Approximately three-quarters of Americans do not get enough exercise. Being overweight caused by poor diet and not enough activity has become epidemic in the United States, increasing dramatically every year for the past 30 years. This situation has huge health and quality of life costs, as seen in the stunning increase in asthma and other respiratory problems, diabetes, heart disease and long-term debilitating illnesses.
According to the American Lung Association, asthma is the leading serious chronic illness among children. In addition, currently 11% of American children suffer from childhood obesity, with an even higher percentage considered overweight but not obese. The rise in obesity and sedentary lifestyles has led scientists at the Centers for Disease Control and Prevention to predict that for children born in 2000, one third will develop diabetes during their lifetimes.
Add to this the increasing costs to our health and environment from pollution from our long-term love affair with the car, and we are slowly choking ourselves to death. The Triangle and the Triad of North Carolina rate number 2 and 3 nationally as the worst areas for sprawl, according to a 2002 report by Smart Growth America. The direct effect this has on our health is the deterioration of our air quality. In the American Lung Association 2003 study of the “Most Ozone Polluted Metropolitan Areas” Los Angeles ranks number one, but shockingly Charlotte is number 10 (ahead of Washington-Baltimore.) Greensboro comes in at 17, and Raleigh-Durham stands at 22. Except for Raleigh-Durham, our other North Carolina cities rank far worse than in 2000.

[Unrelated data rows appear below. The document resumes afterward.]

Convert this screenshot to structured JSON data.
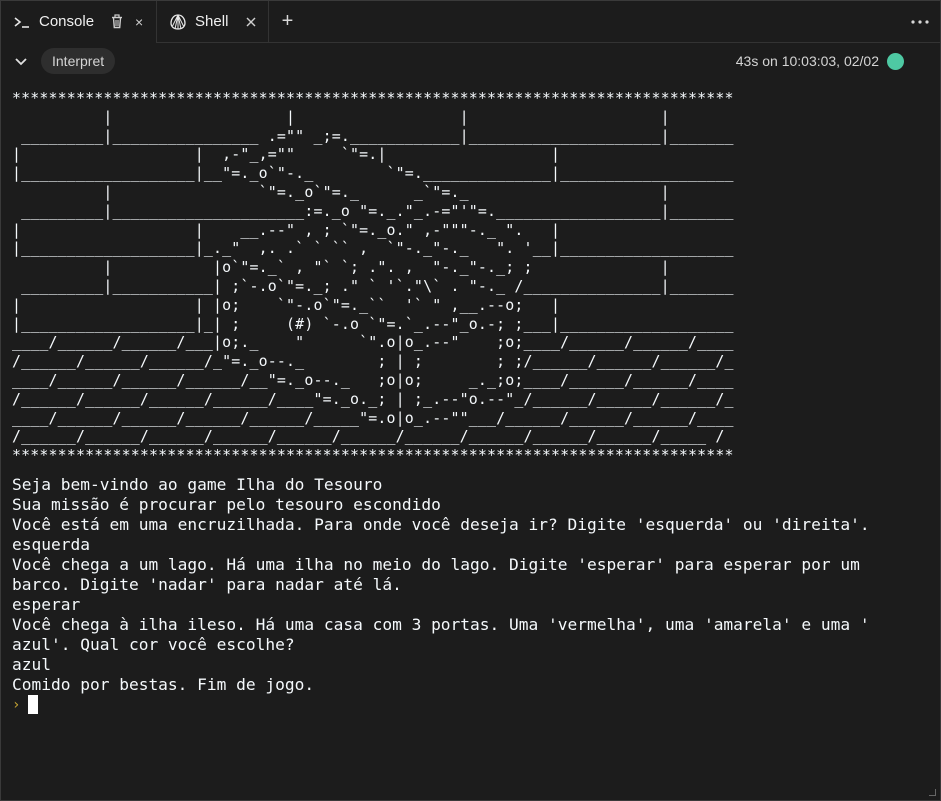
{
  "tabs": [
    {
      "label": "Console",
      "icon": "terminal-icon",
      "action_icon": "trash-icon"
    },
    {
      "label": "Shell",
      "icon": "shell-icon",
      "action_icon": "close-icon"
    }
  ],
  "console_tab_close": "×",
  "add_tab": "+",
  "toolbar": {
    "interpret_label": "Interpret",
    "run_status": "43s on 10:03:03, 02/02",
    "status_color": "#4ec9a3"
  },
  "console": {
    "ascii_art": "*******************************************************************************\n          |                   |                  |                     |\n _________|________________ .=\"\" _;=.____________|_____________________|_______\n|                   |  ,-\"_,=\"\"     `\"=.|                  |\n|___________________|__\"=._o`\"-._        `\"=.______________|___________________\n          |                `\"=._o`\"=._      _`\"=._                     |\n _________|_____________________:=._o \"=._.\"_.-=\"'\"=.__________________|_______\n|                   |    __.--\" , ; `\"=._o.\" ,-\"\"\"-._ \".   |\n|___________________|_._\"  ,. .` ` `` ,  `\"-._\"-._   \". '__|___________________\n          |           |o`\"=._` , \"` `; .\". ,  \"-._\"-._; ;              |\n _________|___________| ;`-.o`\"=._; .\" ` '`.\"\\` . \"-._ /_______________|_______\n|                   | |o;    `\"-.o`\"=._``  '` \" ,__.--o;   |\n|___________________|_| ;     (#) `-.o `\"=.`_.--\"_o.-; ;___|___________________\n____/______/______/___|o;._    \"      `\".o|o_.--\"    ;o;____/______/______/____\n/______/______/______/_\"=._o--._        ; | ;        ; ;/______/______/______/_\n____/______/______/______/__\"=._o--._   ;o|o;     _._;o;____/______/______/____\n/______/______/______/______/____\"=._o._; | ;_.--\"o.--\"_/______/______/______/_\n____/______/______/______/______/_____\"=.o|o_.--\"\"___/______/______/______/____\n/______/______/______/______/______/______/______/______/______/______/_____ /\n*******************************************************************************",
    "lines": [
      "Seja bem-vindo ao game Ilha do Tesouro",
      "Sua missão é procurar pelo tesouro escondido",
      "Você está em uma encruzilhada. Para onde você deseja ir? Digite 'esquerda' ou 'direita'.",
      "esquerda",
      "Você chega a um lago. Há uma ilha no meio do lago. Digite 'esperar' para esperar por um",
      "barco. Digite 'nadar' para nadar até lá.",
      "esperar",
      "Você chega à ilha ileso. Há uma casa com 3 portas. Uma 'vermelha', uma 'amarela' e uma '",
      "azul'. Qual cor você escolhe?",
      "azul",
      "Comido por bestas. Fim de jogo."
    ],
    "prompt_symbol": "›",
    "input_value": ""
  }
}
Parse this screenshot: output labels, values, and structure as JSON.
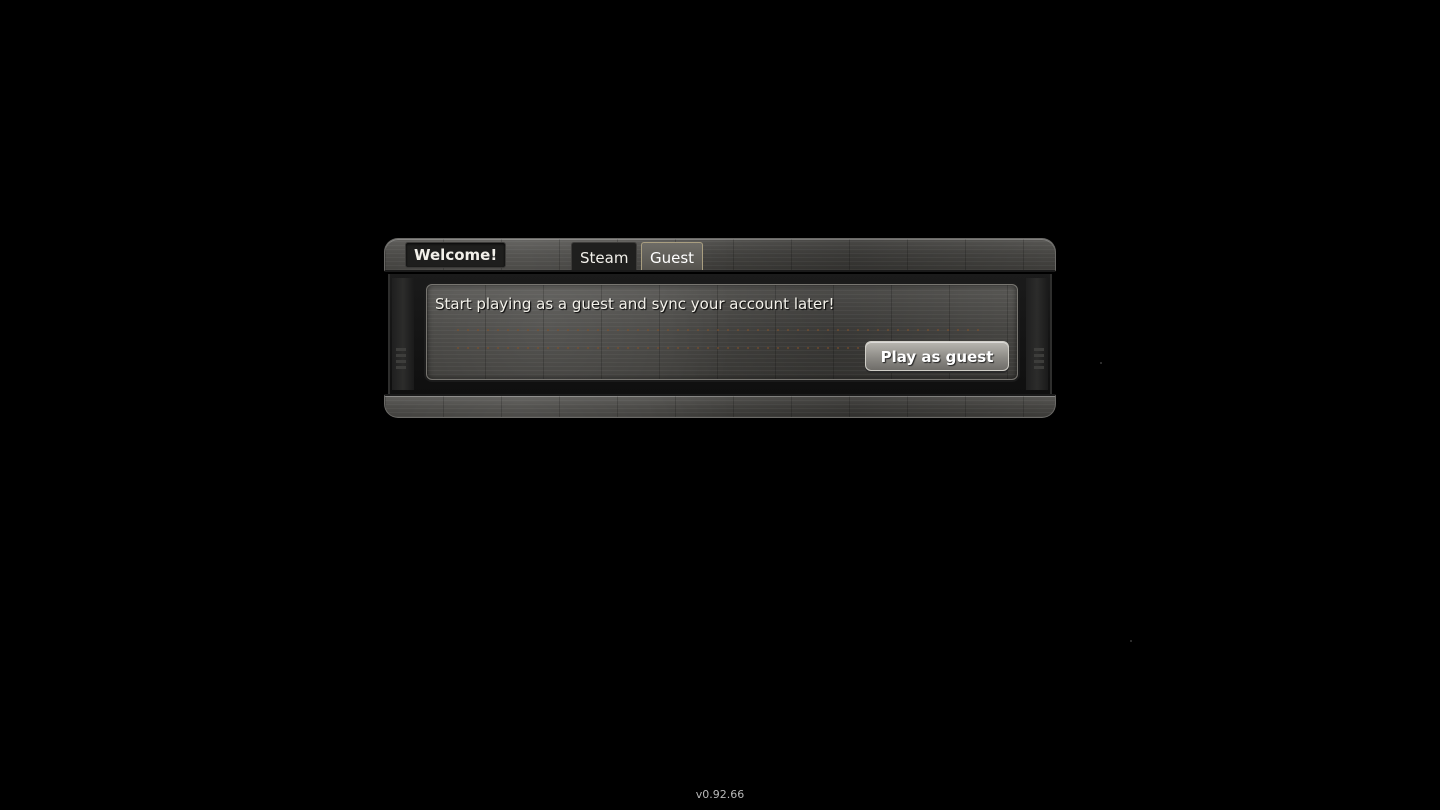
{
  "dialog": {
    "title": "Welcome!",
    "tabs": [
      {
        "label": "Steam",
        "active": false
      },
      {
        "label": "Guest",
        "active": true
      }
    ],
    "message": "Start playing as a guest and sync your account later!",
    "play_button_label": "Play as guest"
  },
  "footer": {
    "version": "v0.92.66"
  },
  "colors": {
    "background": "#000000",
    "panel_metal": "#4c4b48",
    "active_tab_border": "#a99e80",
    "text": "#f2f0ea"
  }
}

Making individual choices such as eating better, exercising more, polluting less, driving less, and so on are helpful, but sometimes we are limited in choices by where we live and available options. For example you often cannot walk through a large parking lot or cross a busy road because they are not built for pedestrians. For real change to happen we need better planning and design on the community-wide scale.
Live in a Neighborhood that makes it easy to walk and ride a bike instead of always having to get in your car. Often times this means living closer to town, and in neighborhoods that have sidewalks and infrastructures that encourage and support walking. Help local zoning and planning boards realize that mixed-use community developments offer citizens a better quality of life. If developers build homes, shops, schools and churches within the same development, then people can chose to walk to the local shops and children can walk to school and their friend’s home. How many over 40-year olds used to walk to school compared to children today? The statistics show at least 50% of baby boomers walked to school, compared to less than 10% of children who can or do walk to school today. When people think about it, they realize their favorite town or community to visit turns out to be one that is built “human-scale” and is walkable, rather than solely dependent on cars.
Live in a Neighborhood that builds houses with energy efficiency and health of the buildings as high priorities. For less than 10% extra cost, we can build houses that are 30-50% more energy efficient than current code requirements and have minimal negative indoor air quality issues. If we are worried about our outside air quality, we need to be just as worried about our indoor air quality. With the outgasing from glues, paints, cleaners, synthetic materials and so on, our indoor spaces can be even more of a hazard to our health than our outdoor space. Now, with additional attention paid to problems from mildew and mold, people are realizing that sometimes the buildings in which we spend so much of our time are making us sick. Given that the average person in the United States spends 85-90% of his time indoors, it matters that we make sure our indoor spaces are built with materials that don’t offgas hazardous fumes. Also, some people are much more chemically sensitive than others. Finally, mold and mildew are related to good ventilation and good building practices that keep out moisture, things we haven’t paid enough attention to in the past.
Use “Green” materials when building or renovating a house and for your household cleaners and activities. Many more new products are available now than just ten years ago. Although they might not be available at traditional stores and you may need to special order them or get them through the mail, “Green” products now make it possible to buy everything from paints that have little to no odor, to non-toxic cleaning products and soaps. With our consumer dollars, we support what we believe in.
Encourage Change in Your Local Community. Positive change happens when we care enough to change ourselves and then change our communities. Start small, taking it a step at a time. Start with yourself, your household, your workplace, your neighborhood and then your extended community. We do have options and they include improvements for us on a personal level as well as for our community..